Should you buy a real Christmas tree or an artificial one?
In terms of waste prevention, opting for a plastic tree may seem the obvious way to go as if you look after it, then it can be used again and again. In comparison, about 250 tonnes of Christmas trees end up in landfill each year, even though there are better ways to dispose of them.
However, opting for an artificial tree seems a little odd given we are all trying to cut down on our plastic consumption. So, which is the better option?
Well it all depends on how many times you reuse your artificial tree and how you dispose of your real one. According to the Carbon Trust, if you reuse a plastic tree for ten Christmases or more then it will outweigh the environmental impact of a real tree.
A two metre artificial tree has a carbon footprint equivalent to 40kg of greenhouse gas emissions, most of this comes from the manufacturing process. A two metre real Christmas tree with no roots has a carbon footprint of 16kg of greenhouse gas emissions even if it ends up in landfill. This is because the tree decomposes and produces methane gas, which is 25 times more potent as a greenhouse gas than carbon dioxide.
If you were to chip your real tree and spread it on the garden or plant it, then its carbon footprint is just 3.5kg of greenhouse gas emissions.
If you do go for a real Christmas tree then the best option is to buy one that you is potted and can be planted once Christmas is over. If this isn't possible then real trees can be taken to a Household Recycling Centre for composting or you can cut it up and put it in your garden waste bin, if you have one.
Or, you can avoid the whole debate completely and opt for a different version of a Christmas tree.
- You could try creating a stacked log Christmas tree.
- You could turn a step ladder into a Christmas tree.
- Try a photo frame Christmas tree.
- Use your favourite books to make a Christmas tree
You can also go plastic free with your decorations by using alternatives to the usual tat and tinsel.
For instance, try using strings of cranberries and popcorn instead of tinsel and bake your baubles. Find more ideas and recipes for creating edible Christmas decorations.

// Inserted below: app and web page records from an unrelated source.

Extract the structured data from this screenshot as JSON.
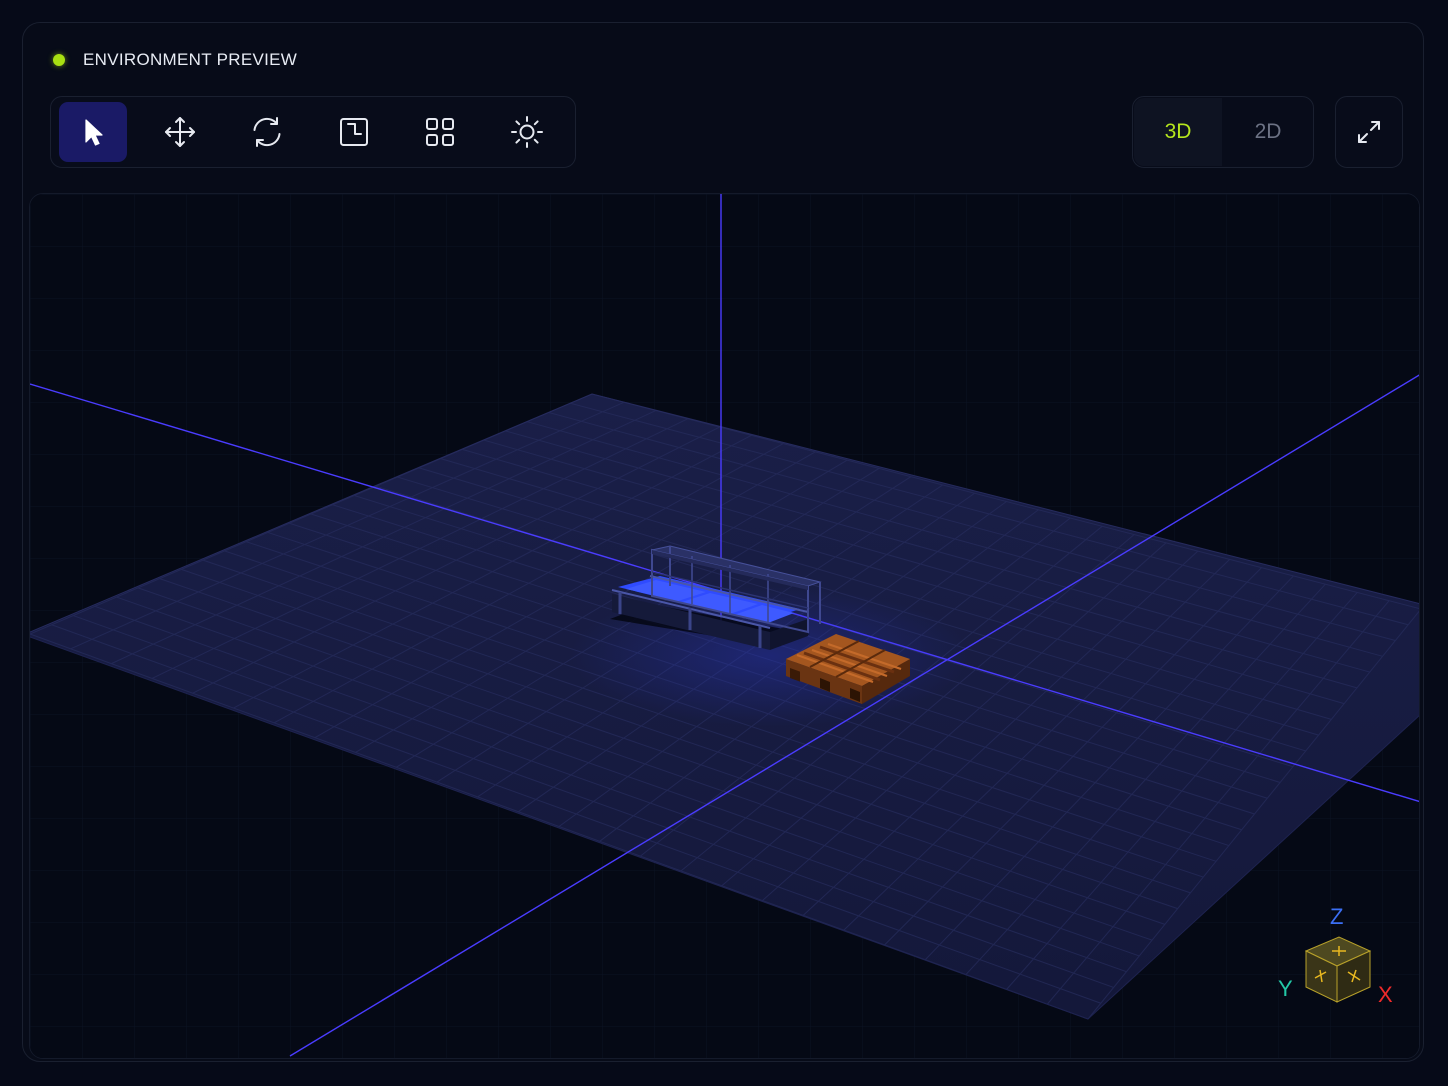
{
  "header": {
    "title": "ENVIRONMENT PREVIEW",
    "status_color": "#a8e012"
  },
  "toolbar": {
    "tools": [
      {
        "name": "select",
        "icon": "cursor-arrow-icon",
        "active": true
      },
      {
        "name": "move",
        "icon": "move-arrows-icon",
        "active": false
      },
      {
        "name": "rotate",
        "icon": "rotate-icon",
        "active": false
      },
      {
        "name": "scale",
        "icon": "scale-icon",
        "active": false
      },
      {
        "name": "grid",
        "icon": "grid-icon",
        "active": false
      },
      {
        "name": "lighting",
        "icon": "sun-icon",
        "active": false
      }
    ]
  },
  "view_mode": {
    "options": [
      "3D",
      "2D"
    ],
    "selected": "3D",
    "active_color": "#b5e61d"
  },
  "fullscreen": {
    "icon": "expand-icon"
  },
  "gizmo": {
    "z_label": "Z",
    "y_label": "Y",
    "x_label": "X",
    "z_color": "#3b6ff5",
    "y_color": "#23c9a7",
    "x_color": "#ef2a2a"
  },
  "scene": {
    "objects": [
      "conveyor",
      "pallet"
    ],
    "axis_color": "#4a3cff",
    "floor_color": "#1a1e45"
  }
}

You can also look to nature by using sprigs of holly, fir, twigs and branches, mistletoe and pine cones to adorn your tree and your home.
If you do decide to go for shop bought decorations then invest in good quality ones that will last year after year.